(Page and application data records)
◆ ◆ ◆ ◆ ◆

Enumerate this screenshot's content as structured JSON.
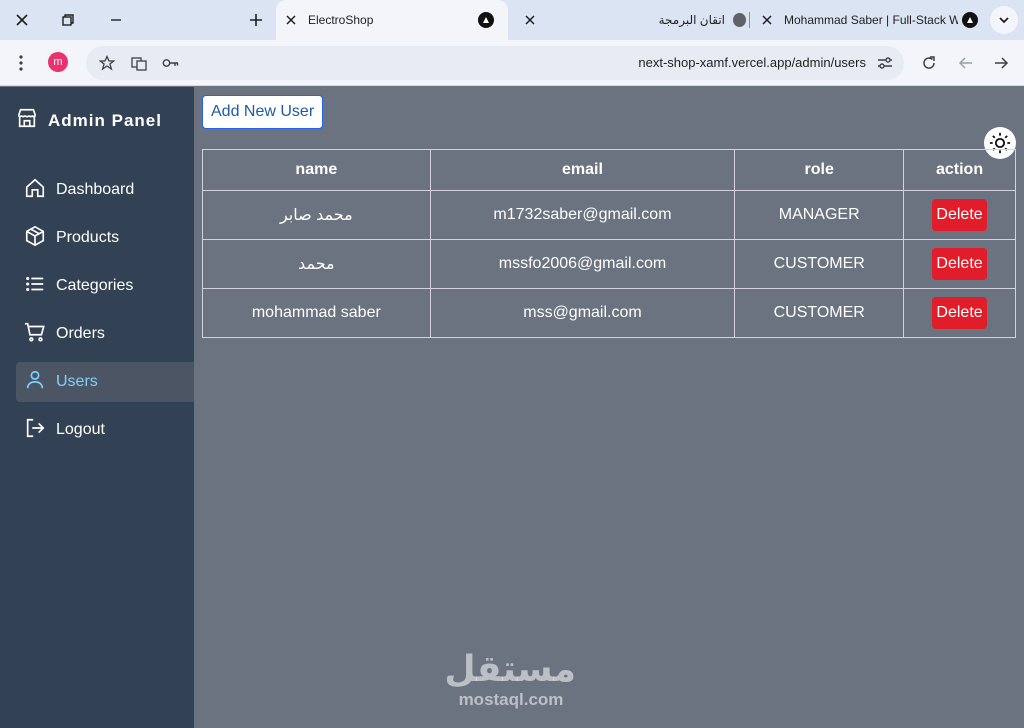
{
  "browser": {
    "tabs": [
      {
        "title": "ElectroShop",
        "active": true
      },
      {
        "title": "اتقان البرمجة",
        "active": false
      },
      {
        "title": "Mohammad Saber | Full-Stack W",
        "active": false
      }
    ],
    "profile_initial": "m",
    "url": "next-shop-xamf.vercel.app/admin/users"
  },
  "sidebar": {
    "brand": "Admin Panel",
    "items": [
      {
        "label": "Dashboard",
        "icon": "home-icon"
      },
      {
        "label": "Products",
        "icon": "box-icon"
      },
      {
        "label": "Categories",
        "icon": "list-icon"
      },
      {
        "label": "Orders",
        "icon": "cart-icon"
      },
      {
        "label": "Users",
        "icon": "user-icon",
        "active": true
      },
      {
        "label": "Logout",
        "icon": "logout-icon"
      }
    ]
  },
  "main": {
    "add_button": "Add New User",
    "table": {
      "headers": [
        "name",
        "email",
        "role",
        "action"
      ],
      "rows": [
        {
          "name": "محمد صابر",
          "email": "m1732saber@gmail.com",
          "role": "MANAGER",
          "action": "Delete"
        },
        {
          "name": "محمد",
          "email": "mssfo2006@gmail.com",
          "role": "CUSTOMER",
          "action": "Delete"
        },
        {
          "name": "mohammad saber",
          "email": "mss@gmail.com",
          "role": "CUSTOMER",
          "action": "Delete"
        }
      ]
    }
  },
  "watermark": {
    "arabic": "مستقل",
    "latin": "mostaql.com"
  },
  "colors": {
    "sidebar": "#334155",
    "main": "#6b7280",
    "active_text": "#7dd3fc",
    "delete": "#e11d2a"
  }
}
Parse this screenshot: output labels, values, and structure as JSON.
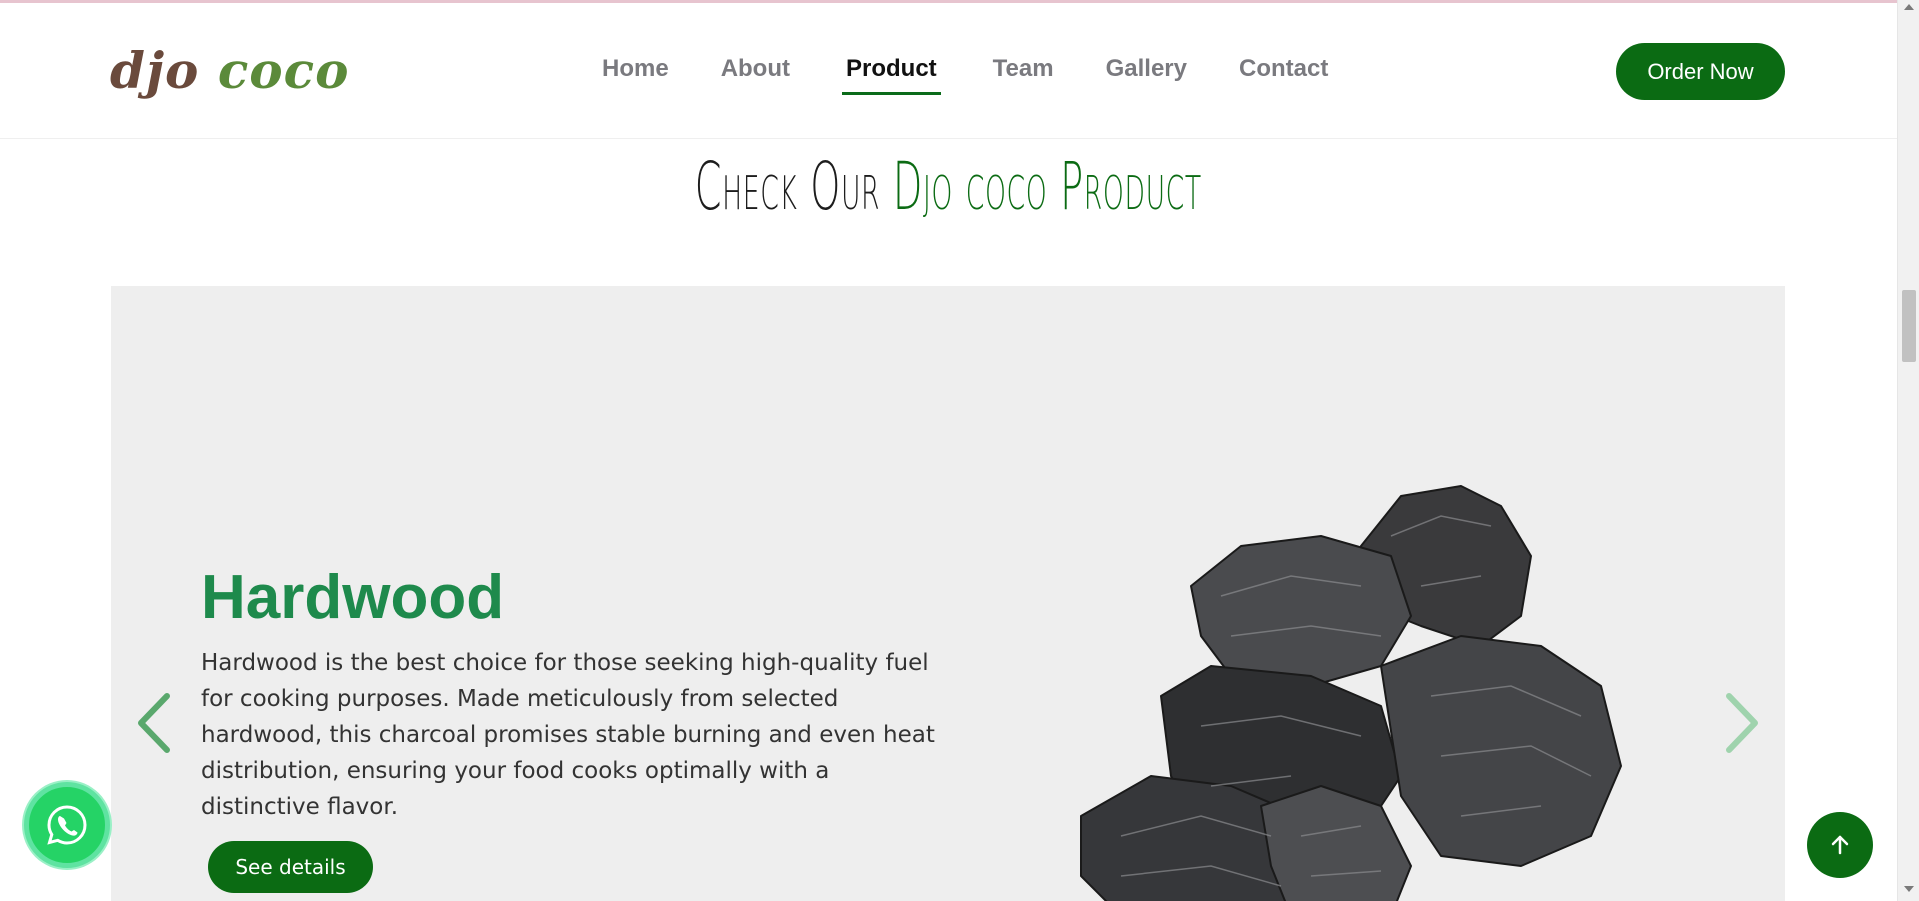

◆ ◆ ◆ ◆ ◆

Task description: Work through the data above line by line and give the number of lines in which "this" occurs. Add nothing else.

Solution: 2